The wires then extend out and connect George Kerwin and Everett Davis. One coils down to Betty Bundy and allows her to communicate by phone with the Bellin Health stroke team. The final wire becomes the thread that allows the quilt to be to be connected in the health information exchange.
The Silos end in a Dark Tower. This symbolizes the Beam Project. On March 10th I met with Nan Bush from the Bellin Foundation and Allison Gyrzen from the Bellin’s Cancer Team and the Beam Project. Allison has a degree in art education and works at Bellin creating and implementing an arts for healing program called the Beam.
As she described the mosaic work the patients and family members have created as they work their way through recovery, healing or grief, I thought of Fred. I thought of the window stickers we had made with him to adorn the windows of his room. The light shown through those stickers as if they were stained glass, they helped make a clinical room sacred. We had painted things that would make Fred happy. Fred was a huge Stephen King fan and his favorite tale was the Dark Tower.
This sticker was put in his window in hospice and stood for our unending love and reminded us both that no matter how bad things seem as it is written in the Dark Tower, “All things serve the Beam.”
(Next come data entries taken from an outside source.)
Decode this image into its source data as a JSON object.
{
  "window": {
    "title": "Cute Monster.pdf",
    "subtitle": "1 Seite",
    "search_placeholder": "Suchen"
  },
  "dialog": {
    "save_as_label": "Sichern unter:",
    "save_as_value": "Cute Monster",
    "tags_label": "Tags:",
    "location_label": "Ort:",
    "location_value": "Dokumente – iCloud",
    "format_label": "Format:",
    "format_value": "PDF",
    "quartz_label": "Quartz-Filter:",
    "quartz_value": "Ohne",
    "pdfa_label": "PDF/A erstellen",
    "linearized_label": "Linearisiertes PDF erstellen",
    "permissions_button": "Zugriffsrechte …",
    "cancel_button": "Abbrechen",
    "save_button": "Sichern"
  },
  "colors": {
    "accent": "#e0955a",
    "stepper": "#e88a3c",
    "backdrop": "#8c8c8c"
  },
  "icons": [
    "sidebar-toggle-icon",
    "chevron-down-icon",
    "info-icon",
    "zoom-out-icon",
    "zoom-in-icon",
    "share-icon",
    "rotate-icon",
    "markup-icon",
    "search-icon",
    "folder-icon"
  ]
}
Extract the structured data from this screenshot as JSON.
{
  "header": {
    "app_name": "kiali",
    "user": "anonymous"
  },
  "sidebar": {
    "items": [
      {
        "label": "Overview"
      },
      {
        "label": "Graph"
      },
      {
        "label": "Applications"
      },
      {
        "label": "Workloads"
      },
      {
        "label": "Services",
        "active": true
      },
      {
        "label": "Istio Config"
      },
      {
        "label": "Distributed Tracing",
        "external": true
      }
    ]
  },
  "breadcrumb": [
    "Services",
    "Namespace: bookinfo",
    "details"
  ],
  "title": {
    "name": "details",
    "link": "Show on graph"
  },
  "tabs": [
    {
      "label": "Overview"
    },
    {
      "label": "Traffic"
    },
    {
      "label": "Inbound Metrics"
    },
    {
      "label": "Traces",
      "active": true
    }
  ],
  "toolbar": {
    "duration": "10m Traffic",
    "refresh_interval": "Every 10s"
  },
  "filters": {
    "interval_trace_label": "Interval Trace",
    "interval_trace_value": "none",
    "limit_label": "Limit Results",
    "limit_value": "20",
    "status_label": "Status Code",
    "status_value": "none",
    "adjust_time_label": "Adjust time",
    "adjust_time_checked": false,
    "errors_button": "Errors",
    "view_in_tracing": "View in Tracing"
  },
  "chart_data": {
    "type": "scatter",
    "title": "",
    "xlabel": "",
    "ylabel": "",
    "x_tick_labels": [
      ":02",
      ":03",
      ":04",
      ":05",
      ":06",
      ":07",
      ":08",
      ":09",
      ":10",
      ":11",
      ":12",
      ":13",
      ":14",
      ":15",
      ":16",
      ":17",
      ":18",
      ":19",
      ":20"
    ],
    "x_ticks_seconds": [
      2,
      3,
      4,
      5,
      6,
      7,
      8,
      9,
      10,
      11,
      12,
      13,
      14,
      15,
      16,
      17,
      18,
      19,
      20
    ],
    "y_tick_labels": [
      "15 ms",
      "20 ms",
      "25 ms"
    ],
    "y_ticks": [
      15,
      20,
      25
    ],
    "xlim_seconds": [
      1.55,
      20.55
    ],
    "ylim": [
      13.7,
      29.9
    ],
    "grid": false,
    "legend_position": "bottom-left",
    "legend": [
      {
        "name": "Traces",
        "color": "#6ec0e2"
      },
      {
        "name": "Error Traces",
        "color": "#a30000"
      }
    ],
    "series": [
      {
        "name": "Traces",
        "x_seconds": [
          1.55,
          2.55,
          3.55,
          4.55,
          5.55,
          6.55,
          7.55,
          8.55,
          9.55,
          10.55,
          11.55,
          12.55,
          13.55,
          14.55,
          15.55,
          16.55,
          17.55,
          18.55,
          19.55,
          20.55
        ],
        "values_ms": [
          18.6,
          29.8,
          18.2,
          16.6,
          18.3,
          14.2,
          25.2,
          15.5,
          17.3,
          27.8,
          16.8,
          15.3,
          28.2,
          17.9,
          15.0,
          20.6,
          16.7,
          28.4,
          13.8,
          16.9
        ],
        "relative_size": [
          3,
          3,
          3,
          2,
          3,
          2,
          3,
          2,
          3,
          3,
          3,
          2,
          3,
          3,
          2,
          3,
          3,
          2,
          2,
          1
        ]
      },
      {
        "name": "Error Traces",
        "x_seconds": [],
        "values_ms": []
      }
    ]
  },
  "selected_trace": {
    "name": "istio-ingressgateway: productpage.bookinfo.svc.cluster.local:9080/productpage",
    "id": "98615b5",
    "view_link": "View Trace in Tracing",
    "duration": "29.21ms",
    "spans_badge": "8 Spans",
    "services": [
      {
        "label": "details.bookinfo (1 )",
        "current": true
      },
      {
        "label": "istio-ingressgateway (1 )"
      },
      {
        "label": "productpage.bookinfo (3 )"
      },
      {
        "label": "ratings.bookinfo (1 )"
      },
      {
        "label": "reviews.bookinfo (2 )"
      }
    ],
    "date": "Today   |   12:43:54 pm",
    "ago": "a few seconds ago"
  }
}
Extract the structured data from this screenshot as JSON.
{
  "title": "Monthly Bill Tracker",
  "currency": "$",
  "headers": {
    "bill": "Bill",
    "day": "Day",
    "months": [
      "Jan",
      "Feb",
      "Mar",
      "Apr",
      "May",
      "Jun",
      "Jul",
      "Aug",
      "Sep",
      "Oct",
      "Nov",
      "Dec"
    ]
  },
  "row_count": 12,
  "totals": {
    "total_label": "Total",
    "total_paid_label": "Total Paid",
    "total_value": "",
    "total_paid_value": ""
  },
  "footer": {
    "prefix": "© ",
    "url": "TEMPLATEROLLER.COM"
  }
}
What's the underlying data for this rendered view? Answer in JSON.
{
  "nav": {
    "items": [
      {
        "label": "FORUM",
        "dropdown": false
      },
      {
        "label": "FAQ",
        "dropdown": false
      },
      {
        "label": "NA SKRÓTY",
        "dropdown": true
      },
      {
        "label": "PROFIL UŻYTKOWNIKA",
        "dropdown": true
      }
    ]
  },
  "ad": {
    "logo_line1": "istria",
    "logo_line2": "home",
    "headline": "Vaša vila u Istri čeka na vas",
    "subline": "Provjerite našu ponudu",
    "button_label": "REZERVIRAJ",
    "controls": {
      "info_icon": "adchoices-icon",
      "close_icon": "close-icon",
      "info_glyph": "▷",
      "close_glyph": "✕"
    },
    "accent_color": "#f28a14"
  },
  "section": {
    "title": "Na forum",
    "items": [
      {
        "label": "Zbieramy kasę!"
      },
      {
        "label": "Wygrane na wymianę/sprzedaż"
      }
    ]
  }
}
Thank you Bellin Health for inviting me to Green Bay, Wisconsin. I will spread your tale far and wide. Everything happens for a reason. And Stephen King was right, all things do indeed serve the Beam.